The Centers for Disease Control and Prevention (CDC) released new findings that show a “dramatic decline” in risky sexual behavior among Black youth since 1991. The data, which cover 1991 to 2011, was presented by Laura Kann, Ph.D., and Kevin Fenton, M.D. at the recently concluded 2012 International AIDS Conference here.
Despite the sobering reality that Blacks currently experience the highest rate of new HIV infections among any racial group in the U.S., the CDC findings are a heartening sign that, among Black high school students at least, efforts at promoting safer sex have borne fruit.
Nearly 6 million former prisoners –1 million of them Black – will not be able to vote in the November presidential election because of state laws that continue to punish them even after they have completed their sentences, according to a recent report by the Sentencing Project.
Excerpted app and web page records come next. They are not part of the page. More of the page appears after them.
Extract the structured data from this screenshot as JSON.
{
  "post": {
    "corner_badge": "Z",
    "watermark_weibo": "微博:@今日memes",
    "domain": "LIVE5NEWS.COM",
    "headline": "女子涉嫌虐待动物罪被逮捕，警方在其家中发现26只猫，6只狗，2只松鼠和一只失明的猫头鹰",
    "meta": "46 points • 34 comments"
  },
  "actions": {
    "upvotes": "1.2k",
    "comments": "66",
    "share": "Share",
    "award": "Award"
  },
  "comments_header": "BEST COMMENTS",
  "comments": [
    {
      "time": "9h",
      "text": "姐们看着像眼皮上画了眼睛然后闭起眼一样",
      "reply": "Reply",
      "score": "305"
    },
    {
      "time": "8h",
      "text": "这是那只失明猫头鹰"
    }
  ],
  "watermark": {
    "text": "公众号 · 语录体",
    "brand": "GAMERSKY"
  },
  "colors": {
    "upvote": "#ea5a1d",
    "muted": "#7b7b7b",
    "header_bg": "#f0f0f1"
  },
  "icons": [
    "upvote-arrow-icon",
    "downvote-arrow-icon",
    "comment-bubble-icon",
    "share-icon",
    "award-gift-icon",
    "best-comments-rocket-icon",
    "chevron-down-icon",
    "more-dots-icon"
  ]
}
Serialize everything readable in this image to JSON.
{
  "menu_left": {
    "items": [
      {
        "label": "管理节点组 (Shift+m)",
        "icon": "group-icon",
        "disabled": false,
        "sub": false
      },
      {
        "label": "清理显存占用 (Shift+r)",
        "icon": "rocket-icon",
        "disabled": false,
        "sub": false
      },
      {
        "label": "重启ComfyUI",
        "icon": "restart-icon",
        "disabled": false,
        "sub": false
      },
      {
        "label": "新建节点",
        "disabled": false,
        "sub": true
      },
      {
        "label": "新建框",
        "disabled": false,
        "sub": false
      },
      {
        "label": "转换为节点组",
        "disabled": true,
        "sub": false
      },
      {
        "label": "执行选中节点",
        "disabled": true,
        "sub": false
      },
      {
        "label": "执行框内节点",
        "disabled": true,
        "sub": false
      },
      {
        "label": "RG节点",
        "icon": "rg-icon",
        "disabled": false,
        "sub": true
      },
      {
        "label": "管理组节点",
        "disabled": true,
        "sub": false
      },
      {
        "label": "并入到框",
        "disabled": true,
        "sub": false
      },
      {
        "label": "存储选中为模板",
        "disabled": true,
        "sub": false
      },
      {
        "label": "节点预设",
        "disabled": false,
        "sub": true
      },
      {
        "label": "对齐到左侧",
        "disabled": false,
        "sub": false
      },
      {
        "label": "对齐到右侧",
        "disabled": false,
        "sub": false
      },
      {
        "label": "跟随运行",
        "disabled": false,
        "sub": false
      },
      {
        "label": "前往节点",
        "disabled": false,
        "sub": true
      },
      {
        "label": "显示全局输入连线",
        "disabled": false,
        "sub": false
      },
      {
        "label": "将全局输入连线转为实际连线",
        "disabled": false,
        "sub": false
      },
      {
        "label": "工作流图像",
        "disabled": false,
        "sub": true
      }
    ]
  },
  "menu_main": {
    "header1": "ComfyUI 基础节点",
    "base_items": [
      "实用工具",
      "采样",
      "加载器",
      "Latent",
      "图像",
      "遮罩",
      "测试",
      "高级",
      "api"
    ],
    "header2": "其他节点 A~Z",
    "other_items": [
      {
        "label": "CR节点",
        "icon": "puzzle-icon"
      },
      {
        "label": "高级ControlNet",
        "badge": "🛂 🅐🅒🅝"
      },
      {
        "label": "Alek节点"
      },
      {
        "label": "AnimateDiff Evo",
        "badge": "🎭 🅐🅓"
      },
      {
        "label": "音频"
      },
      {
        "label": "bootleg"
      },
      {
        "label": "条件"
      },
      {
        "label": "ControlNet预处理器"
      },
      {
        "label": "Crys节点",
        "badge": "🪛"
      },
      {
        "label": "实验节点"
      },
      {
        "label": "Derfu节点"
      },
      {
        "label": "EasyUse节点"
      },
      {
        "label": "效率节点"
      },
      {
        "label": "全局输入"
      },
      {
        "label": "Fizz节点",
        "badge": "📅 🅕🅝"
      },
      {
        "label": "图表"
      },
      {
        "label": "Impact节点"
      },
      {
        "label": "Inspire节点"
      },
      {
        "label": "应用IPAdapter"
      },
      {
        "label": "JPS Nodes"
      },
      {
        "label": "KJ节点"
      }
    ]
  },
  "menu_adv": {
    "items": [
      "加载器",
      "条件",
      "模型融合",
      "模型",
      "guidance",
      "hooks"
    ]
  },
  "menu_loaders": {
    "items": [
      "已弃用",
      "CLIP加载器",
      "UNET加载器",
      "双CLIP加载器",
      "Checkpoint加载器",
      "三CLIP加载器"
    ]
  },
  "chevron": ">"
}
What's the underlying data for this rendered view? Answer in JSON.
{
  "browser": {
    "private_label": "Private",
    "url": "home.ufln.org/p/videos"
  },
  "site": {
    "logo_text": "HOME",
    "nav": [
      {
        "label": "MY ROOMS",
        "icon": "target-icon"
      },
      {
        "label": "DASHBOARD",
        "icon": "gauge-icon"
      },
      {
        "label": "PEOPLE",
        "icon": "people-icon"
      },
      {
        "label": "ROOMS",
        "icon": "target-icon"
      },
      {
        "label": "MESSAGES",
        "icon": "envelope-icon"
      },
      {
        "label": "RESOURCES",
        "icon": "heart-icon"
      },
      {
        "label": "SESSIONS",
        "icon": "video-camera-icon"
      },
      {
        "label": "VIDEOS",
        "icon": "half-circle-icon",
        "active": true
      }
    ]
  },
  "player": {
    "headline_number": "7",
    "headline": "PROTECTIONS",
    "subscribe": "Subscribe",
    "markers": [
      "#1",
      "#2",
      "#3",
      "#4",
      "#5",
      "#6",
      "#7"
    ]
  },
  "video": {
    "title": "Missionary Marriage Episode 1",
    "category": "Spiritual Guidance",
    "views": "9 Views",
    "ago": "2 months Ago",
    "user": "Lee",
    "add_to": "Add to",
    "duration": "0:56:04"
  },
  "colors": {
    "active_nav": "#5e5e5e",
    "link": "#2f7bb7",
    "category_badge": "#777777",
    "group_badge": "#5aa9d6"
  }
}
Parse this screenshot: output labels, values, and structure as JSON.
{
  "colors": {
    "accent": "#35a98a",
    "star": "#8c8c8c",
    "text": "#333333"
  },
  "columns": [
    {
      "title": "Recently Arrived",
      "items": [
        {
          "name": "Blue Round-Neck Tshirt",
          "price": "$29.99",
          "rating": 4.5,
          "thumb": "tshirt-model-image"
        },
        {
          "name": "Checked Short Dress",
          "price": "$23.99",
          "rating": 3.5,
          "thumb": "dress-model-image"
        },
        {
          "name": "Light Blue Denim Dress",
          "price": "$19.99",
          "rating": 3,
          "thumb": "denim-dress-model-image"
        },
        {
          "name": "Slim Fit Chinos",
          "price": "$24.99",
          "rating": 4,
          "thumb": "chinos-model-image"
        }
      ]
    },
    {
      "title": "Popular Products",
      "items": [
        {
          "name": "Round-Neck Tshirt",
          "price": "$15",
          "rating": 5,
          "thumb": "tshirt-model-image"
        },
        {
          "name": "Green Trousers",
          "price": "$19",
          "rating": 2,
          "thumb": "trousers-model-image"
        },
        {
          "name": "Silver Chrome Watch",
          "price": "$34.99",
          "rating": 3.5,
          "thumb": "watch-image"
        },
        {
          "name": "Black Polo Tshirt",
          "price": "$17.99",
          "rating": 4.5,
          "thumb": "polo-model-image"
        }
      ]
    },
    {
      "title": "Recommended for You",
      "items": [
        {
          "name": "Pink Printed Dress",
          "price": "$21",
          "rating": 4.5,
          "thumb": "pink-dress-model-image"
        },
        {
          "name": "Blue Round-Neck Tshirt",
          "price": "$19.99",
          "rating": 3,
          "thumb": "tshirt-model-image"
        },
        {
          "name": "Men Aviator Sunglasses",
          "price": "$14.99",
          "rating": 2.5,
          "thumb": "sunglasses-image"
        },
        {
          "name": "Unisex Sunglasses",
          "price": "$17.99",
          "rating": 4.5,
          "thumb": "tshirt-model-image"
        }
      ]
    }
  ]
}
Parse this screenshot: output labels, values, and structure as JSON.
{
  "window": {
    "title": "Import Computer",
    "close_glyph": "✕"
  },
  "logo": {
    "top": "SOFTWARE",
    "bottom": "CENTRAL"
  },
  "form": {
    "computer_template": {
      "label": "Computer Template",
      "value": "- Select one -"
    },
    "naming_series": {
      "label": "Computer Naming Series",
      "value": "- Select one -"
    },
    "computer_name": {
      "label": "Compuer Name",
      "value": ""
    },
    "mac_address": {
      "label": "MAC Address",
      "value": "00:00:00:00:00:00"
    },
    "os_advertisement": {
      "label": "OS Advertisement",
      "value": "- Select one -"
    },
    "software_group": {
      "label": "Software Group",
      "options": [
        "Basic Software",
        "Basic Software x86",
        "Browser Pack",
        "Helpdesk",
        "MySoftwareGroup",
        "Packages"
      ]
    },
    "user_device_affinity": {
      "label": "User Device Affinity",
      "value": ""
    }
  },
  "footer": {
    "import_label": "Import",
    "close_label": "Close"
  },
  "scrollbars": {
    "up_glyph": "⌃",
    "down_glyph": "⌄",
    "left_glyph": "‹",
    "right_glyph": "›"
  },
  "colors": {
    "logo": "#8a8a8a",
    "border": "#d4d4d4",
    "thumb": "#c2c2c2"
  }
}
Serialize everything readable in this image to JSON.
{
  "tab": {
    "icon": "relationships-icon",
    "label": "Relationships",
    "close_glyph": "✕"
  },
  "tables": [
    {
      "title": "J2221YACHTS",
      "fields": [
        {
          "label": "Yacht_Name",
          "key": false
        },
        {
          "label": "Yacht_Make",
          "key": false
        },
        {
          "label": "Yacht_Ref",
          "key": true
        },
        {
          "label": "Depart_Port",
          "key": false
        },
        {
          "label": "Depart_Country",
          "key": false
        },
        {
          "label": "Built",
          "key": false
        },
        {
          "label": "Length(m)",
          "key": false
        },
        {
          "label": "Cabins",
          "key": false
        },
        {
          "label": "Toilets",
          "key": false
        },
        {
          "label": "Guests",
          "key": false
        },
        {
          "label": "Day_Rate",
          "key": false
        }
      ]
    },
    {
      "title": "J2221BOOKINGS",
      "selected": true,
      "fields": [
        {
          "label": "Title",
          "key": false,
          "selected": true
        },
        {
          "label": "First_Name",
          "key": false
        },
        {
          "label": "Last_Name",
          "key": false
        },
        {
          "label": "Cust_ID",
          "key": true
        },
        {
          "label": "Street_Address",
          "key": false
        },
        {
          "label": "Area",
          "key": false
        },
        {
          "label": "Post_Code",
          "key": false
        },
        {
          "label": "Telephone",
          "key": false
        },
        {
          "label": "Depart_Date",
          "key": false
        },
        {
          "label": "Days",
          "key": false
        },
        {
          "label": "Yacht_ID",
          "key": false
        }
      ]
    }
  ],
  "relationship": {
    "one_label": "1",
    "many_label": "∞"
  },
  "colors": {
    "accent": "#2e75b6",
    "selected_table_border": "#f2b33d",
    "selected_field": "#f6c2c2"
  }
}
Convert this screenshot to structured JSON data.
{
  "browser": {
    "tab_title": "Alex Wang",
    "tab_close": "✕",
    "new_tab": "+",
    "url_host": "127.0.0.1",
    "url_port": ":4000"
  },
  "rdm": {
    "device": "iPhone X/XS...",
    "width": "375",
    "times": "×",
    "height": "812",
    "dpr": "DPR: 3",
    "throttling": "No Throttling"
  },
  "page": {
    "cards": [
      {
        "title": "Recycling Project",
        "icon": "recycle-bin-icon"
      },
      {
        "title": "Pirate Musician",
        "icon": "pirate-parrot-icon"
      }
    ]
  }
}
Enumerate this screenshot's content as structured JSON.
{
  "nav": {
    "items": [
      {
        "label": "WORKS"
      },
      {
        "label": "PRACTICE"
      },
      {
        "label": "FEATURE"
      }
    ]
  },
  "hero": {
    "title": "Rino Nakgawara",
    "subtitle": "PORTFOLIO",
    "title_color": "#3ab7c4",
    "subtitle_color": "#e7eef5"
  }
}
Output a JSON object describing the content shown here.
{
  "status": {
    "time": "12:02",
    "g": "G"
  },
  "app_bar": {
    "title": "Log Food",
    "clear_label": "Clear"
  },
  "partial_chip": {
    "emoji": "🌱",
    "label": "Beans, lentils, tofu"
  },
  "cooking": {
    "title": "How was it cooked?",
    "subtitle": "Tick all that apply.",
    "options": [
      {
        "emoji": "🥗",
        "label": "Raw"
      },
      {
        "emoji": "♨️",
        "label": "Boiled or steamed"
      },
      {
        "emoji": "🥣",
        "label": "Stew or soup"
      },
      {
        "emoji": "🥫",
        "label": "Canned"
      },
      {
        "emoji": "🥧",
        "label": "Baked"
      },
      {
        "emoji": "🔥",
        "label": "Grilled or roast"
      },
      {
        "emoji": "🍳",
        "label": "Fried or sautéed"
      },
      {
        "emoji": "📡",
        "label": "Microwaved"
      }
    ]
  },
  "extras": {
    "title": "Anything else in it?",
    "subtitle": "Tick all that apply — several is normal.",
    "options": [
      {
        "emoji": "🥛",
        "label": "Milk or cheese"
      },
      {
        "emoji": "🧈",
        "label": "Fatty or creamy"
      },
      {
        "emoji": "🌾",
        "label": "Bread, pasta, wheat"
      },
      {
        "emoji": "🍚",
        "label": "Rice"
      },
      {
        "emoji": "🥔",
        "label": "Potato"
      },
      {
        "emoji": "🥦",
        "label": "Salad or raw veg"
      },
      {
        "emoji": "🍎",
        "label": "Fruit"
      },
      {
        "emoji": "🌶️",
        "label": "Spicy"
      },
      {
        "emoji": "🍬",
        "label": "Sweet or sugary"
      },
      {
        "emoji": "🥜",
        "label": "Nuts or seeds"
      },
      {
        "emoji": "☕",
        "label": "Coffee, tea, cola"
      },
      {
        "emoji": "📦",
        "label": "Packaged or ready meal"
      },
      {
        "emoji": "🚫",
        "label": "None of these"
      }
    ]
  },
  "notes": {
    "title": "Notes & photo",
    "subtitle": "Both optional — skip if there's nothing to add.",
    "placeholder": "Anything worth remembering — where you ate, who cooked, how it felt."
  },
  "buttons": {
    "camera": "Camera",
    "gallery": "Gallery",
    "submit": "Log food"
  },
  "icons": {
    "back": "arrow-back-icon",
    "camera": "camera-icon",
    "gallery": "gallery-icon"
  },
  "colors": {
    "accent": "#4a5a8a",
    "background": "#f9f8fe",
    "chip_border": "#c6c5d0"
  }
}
The report said 5.85 million citizens who were formerly incarcerated will be prevented from voting. That’s five times the entire population of Rhode Island and more than the adult population (18-65 years old) of Virginia.
Lest we forget, the price for our right to vote was life-sacrificed, blood-soaked, jail-filled, and tear-wrenched. As we approach the national elections on November 6, I am concerned that there is an urgent necessity to increase Black American voter registration, mobilization and overall enthusiasm. This is not the time for the apathy of pessimism or the dysfunction of cynicism. We should not wait until a few weeks or days before the elections to understand and affirm the critical importance of ensuring the highest possible voter turnout of Black Americans across the United States.